First up, don’t forget to use airtight packaging. This is one of the most common mistakes people make when wet aging beef for 90 days. If your meat is exposed to air during the aging process, it can dry out and become tough. Keep it fresh and delicious by using vacuum-sealed bags or other airtight packaging. This will also prevent any unwanted odors from permeating the meat during the aging process.
Next, make sure to keep the temperature consistent. The ideal temperature for wet aging beef is between 34-38°F (1-3°C). Fluctuations in temperature can cause the meat to spoil or develop off flavors. Invest in a good thermometer and monitor the temperature regularly to ensure that it stays within this range.
Speaking of moisture, it’s important to use just the right amount. While some moisture is necessary to keep the meat tender during the aging process, too much can lead to spoilage and bacterial growth. On the other hand, too little moisture can cause the meat to dry out. Use a moisture barrier such as butcher paper or cheesecloth to regulate the amount of moisture that comes into contact with your beef.
Lastly, be patient. Wet aging beef for 90 days requires time and patience. It can be tempting to check on your meat frequently or cook it before the full 90-day aging period is complete. But trust us, waiting it out will be worth it in the end. The enzymes in the meat need time to work their magic and break down connective tissues, resulting in tender and flavorful beef.
Expert Tips on How to Achieve the Best Results with Wet Aging Beef
Wet aging beef is a process that requires patience and attention to detail. It involves storing meat in vacuum-sealed bags at a consistent temperature just above freezing point for several days or even up to 90 days. During this time, natural enzymes break down the muscle fibers, resulting in a more tender and flavorful product. To achieve the best results, follow these expert tips:

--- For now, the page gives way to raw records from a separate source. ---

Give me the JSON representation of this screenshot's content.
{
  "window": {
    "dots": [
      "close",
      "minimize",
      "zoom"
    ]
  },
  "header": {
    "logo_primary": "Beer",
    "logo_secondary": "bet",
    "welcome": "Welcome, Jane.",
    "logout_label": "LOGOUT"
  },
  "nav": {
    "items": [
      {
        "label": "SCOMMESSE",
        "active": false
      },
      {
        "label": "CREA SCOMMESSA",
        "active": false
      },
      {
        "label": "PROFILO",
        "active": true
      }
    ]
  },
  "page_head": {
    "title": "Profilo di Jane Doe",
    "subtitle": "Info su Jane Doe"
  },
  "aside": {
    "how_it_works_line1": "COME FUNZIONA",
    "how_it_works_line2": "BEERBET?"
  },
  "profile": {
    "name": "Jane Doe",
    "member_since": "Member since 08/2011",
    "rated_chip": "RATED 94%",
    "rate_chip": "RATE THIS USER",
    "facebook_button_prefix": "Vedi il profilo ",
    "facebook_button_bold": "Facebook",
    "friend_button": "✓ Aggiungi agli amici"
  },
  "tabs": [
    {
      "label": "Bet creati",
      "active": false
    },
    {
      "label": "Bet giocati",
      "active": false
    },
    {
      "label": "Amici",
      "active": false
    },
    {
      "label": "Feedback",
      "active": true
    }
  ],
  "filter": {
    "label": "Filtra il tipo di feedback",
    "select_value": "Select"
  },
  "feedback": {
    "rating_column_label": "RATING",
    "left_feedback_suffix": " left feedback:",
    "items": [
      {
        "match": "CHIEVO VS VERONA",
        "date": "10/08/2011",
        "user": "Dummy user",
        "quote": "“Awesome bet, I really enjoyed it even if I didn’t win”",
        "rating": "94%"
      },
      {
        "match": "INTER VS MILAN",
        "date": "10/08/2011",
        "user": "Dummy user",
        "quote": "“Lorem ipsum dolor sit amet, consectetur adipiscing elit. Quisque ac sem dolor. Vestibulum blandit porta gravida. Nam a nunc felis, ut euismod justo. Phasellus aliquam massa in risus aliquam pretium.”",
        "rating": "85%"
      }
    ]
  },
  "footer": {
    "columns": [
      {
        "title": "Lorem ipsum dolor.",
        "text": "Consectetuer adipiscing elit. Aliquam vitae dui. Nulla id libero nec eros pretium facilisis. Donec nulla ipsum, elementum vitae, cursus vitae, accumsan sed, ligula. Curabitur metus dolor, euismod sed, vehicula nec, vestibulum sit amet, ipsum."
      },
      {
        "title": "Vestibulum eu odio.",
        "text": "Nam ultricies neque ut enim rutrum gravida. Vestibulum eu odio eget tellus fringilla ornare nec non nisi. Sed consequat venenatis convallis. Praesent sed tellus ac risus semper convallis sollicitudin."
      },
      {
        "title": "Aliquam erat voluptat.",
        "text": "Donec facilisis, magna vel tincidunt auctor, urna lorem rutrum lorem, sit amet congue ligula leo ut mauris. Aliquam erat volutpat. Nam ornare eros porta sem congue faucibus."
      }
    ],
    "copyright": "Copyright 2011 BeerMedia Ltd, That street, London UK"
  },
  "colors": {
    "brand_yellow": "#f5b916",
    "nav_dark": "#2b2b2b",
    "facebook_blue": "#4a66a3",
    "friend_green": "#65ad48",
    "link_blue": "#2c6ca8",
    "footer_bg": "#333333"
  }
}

Start with high-quality meat
The quality of your beef is crucial for wet aging. Choose beef that has proper marbling, which adds flavor and tenderness to the meat. Look for cuts that have been properly aged, as this affects the texture and flavor of the meat.
Properly trim the meat

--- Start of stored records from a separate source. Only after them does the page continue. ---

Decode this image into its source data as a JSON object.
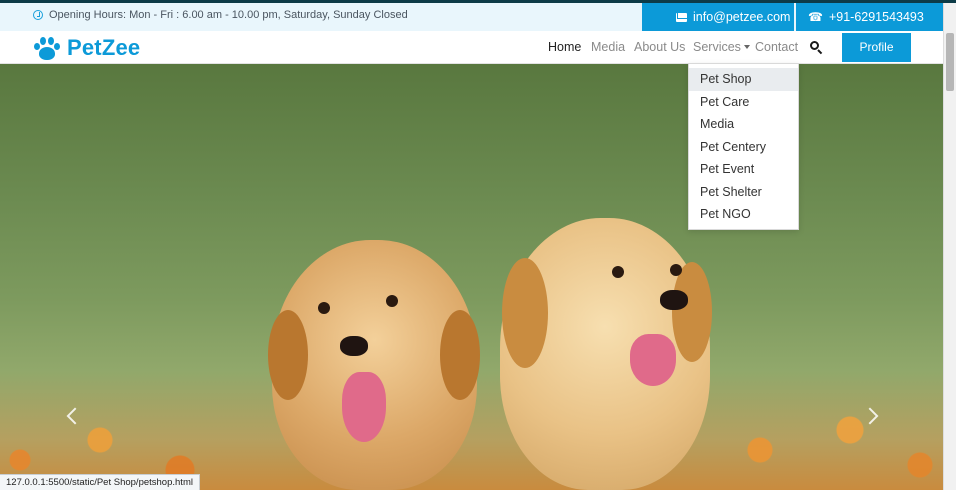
{
  "topbar": {
    "hours": "Opening Hours: Mon - Fri : 6.00 am - 10.00 pm, Saturday, Sunday Closed",
    "email": "info@petzee.com",
    "phone": "+91-6291543493"
  },
  "brand": {
    "name": "PetZee",
    "color": "#0c9ad8"
  },
  "nav": {
    "home": "Home",
    "media": "Media",
    "about": "About Us",
    "services": "Services",
    "contact": "Contact",
    "profile": "Profile"
  },
  "dropdown": {
    "items": [
      "Pet Shop",
      "Pet Care",
      "Media",
      "Pet Centery",
      "Pet Event",
      "Pet Shelter",
      "Pet NGO"
    ]
  },
  "status": {
    "url": "127.0.0.1:5500/static/Pet Shop/petshop.html"
  },
  "icons": [
    "clock-icon",
    "envelope-icon",
    "phone-icon",
    "paw-icon",
    "search-icon",
    "chevron-left-icon",
    "chevron-right-icon"
  ]
}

Before aging, remove any excess fat or connective tissue from the meat. This ensures that the meat will age evenly and prevents external factors from affecting the quality of the meat.
Use larger cuts
When wet aging beef for 90 days, it’s recommended to use larger cuts of beef such as ribeye or sirloin. These cuts have a higher fat content, which makes them more suitable for longer aging periods.
Control the environment
The aging process should be done in a controlled environment with consistent temperature and humidity levels. Aim for a temperature just above freezing point and humidity levels between 70-80% to prevent spoilage and contamination.
Regularly check your beef for any signs of spoilage or off odors. Avoid puncturing the vacuum-sealed bags during storage as this could lead to spoilage.
In summary, wet aging beef for 90 days is a viable option that can yield a mouthwatering and richly flavored dish. The process of wet aging allows the meat to develop a nuanced taste profile, making it an excellent candidate for experimenting with various seasoning blends or marinades. However, it’s essential to handle and store the meat with great care to prevent spoilage or contamination.
To begin wet aging beef for 90 days, start with top-quality cuts of meat that have sufficient marbling and fat content. Before vacuum-sealing the meat in plastic bags, ensure that you trim it correctly. Store the meat in a carefully controlled environment just above freezing point temperature between 33°F – 38°F with humidity levels between 70-80%. Regularly monitor the meat for any signs of spoilage or off odors.
Although there are potential risks associated with wet aging beef for such an extended duration, such as weight loss and possible spoilage, following expert advice can help you achieve optimal results. With patience and meticulous attention to detail, you can transform an ordinary cut of beef into something extraordinary through wet aging.